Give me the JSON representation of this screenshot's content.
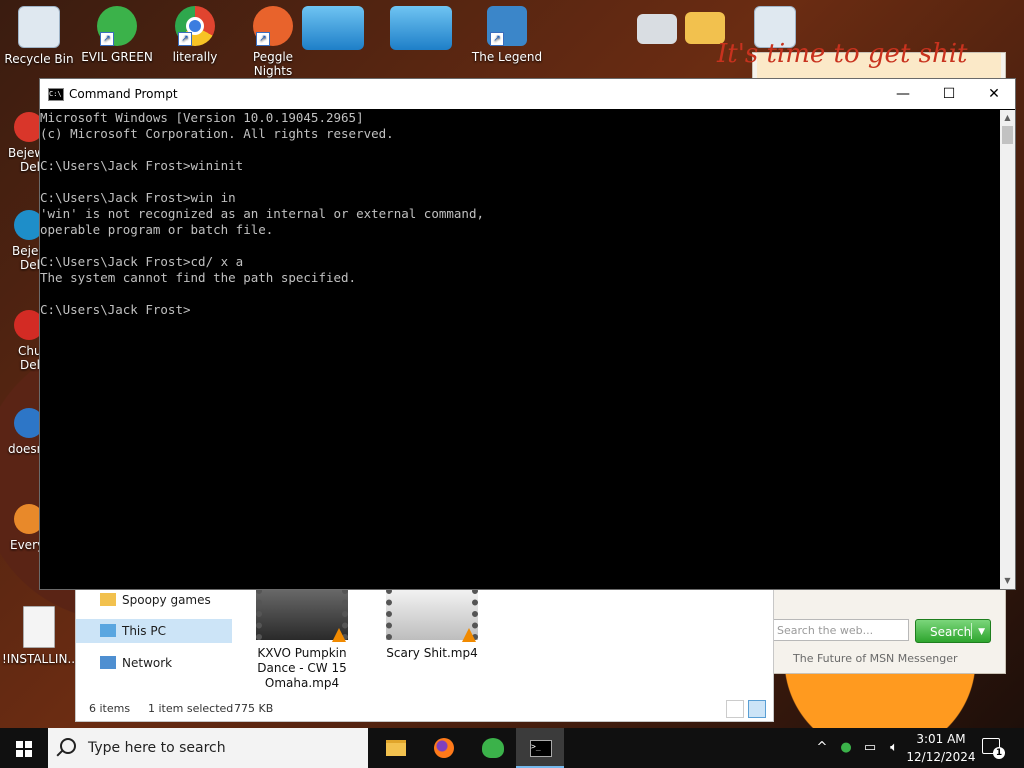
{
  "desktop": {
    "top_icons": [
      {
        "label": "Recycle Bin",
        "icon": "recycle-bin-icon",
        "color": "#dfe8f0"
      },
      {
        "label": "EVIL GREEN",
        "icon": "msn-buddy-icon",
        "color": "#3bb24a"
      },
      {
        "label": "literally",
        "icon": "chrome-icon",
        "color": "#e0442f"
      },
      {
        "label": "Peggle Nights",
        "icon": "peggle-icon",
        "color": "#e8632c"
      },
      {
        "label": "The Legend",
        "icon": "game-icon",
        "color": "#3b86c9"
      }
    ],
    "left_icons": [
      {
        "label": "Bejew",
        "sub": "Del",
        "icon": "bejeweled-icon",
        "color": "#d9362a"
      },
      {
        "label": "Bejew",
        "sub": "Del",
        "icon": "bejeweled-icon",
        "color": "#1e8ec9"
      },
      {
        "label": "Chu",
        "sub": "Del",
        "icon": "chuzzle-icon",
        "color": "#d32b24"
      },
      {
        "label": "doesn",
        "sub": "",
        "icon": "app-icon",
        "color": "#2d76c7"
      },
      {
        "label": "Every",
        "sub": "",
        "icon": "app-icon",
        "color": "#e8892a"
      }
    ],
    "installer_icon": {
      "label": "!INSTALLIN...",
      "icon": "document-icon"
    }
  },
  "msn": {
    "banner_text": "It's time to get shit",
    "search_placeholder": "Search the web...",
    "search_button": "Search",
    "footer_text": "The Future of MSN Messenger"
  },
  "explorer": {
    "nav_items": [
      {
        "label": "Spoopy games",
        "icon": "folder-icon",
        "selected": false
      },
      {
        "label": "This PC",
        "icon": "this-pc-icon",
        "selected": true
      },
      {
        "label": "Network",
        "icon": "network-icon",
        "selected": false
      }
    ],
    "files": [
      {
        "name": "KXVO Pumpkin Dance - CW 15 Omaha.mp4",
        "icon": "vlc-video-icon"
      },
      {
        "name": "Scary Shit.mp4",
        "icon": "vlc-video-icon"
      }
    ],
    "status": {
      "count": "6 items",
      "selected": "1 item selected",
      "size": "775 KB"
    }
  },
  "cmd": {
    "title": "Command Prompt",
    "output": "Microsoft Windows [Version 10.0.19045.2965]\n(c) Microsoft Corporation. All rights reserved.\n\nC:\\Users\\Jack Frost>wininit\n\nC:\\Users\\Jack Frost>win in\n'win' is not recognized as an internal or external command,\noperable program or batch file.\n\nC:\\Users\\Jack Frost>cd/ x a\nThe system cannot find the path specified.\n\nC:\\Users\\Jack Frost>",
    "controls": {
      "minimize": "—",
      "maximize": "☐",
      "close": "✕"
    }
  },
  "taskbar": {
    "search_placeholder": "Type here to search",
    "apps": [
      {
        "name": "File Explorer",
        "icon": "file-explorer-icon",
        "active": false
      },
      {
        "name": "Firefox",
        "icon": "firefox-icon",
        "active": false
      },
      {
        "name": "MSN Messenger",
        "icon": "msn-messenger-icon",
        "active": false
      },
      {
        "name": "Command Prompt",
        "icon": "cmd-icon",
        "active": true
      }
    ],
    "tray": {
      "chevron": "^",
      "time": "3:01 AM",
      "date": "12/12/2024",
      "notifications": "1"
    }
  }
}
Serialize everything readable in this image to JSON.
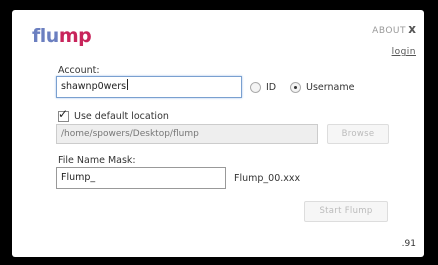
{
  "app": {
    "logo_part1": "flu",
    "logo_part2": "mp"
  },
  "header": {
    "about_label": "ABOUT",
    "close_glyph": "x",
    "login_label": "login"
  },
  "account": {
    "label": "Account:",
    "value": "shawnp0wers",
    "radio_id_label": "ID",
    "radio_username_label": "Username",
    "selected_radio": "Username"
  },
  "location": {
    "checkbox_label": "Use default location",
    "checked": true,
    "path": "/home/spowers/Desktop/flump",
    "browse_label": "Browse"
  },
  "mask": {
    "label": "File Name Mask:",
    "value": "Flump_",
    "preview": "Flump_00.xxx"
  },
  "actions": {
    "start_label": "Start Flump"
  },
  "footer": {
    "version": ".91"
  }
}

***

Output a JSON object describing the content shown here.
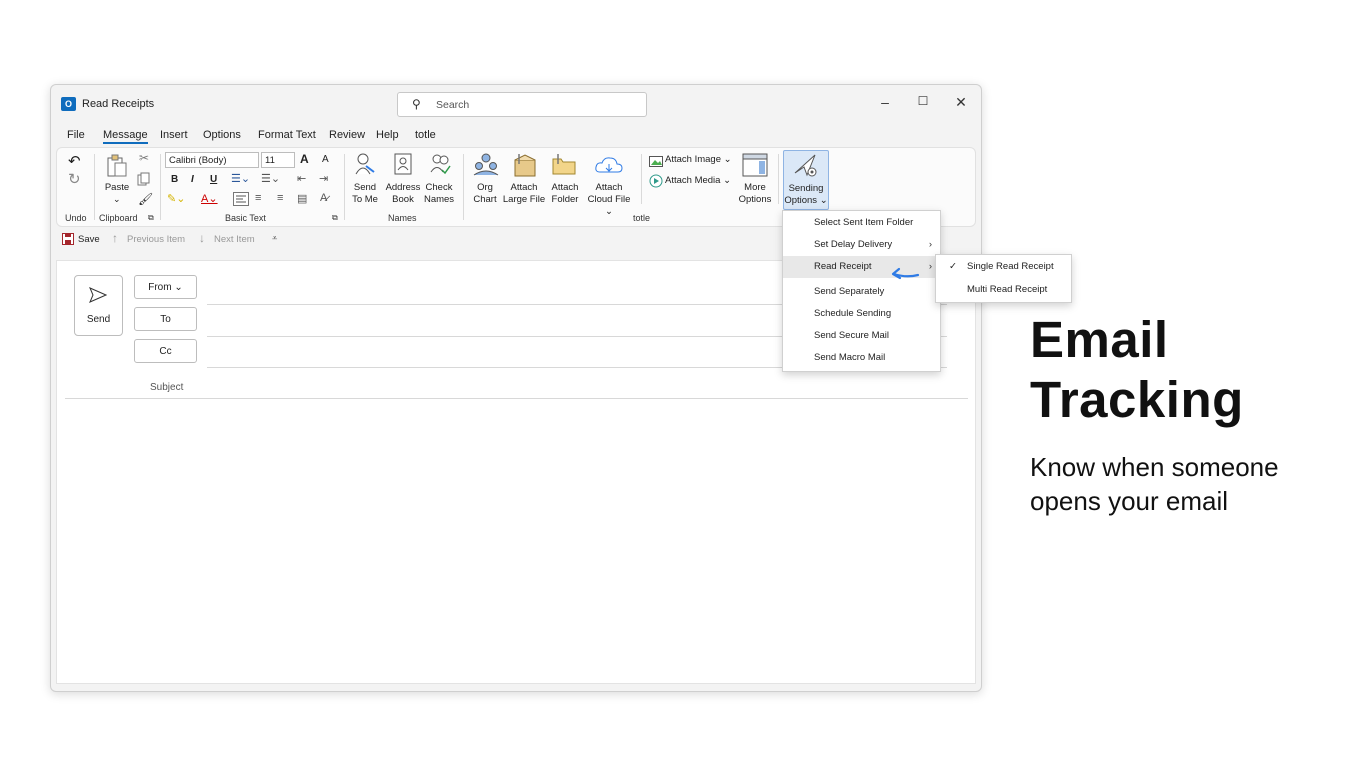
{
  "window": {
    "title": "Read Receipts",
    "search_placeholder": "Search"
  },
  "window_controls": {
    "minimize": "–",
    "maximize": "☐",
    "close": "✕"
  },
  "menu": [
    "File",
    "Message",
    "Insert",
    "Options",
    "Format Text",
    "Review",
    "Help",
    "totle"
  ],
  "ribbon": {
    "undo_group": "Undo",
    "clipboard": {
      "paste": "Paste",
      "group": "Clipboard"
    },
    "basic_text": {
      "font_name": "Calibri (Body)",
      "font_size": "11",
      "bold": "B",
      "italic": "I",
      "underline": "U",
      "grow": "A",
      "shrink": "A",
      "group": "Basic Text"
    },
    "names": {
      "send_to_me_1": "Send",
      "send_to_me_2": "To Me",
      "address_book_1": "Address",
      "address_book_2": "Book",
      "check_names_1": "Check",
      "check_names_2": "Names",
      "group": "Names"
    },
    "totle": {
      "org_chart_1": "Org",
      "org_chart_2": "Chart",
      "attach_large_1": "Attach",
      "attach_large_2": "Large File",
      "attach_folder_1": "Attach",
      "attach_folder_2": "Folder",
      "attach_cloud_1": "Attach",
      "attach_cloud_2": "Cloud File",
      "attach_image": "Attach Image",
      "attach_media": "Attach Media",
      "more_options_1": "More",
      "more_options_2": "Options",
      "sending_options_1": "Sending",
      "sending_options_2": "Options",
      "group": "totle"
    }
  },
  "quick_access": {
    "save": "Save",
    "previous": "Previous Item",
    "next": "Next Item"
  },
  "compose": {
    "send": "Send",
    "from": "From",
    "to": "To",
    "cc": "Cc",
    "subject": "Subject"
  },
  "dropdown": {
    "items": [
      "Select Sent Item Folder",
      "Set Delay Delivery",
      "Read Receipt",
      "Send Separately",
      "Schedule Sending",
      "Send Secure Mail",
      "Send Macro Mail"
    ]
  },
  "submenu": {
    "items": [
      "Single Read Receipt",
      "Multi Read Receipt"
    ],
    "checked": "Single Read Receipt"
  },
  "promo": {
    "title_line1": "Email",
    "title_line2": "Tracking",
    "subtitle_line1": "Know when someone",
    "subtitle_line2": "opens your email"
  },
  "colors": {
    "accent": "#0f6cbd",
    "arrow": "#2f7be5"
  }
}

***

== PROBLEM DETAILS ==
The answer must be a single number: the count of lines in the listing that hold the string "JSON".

== COMPLETED TASK ==
3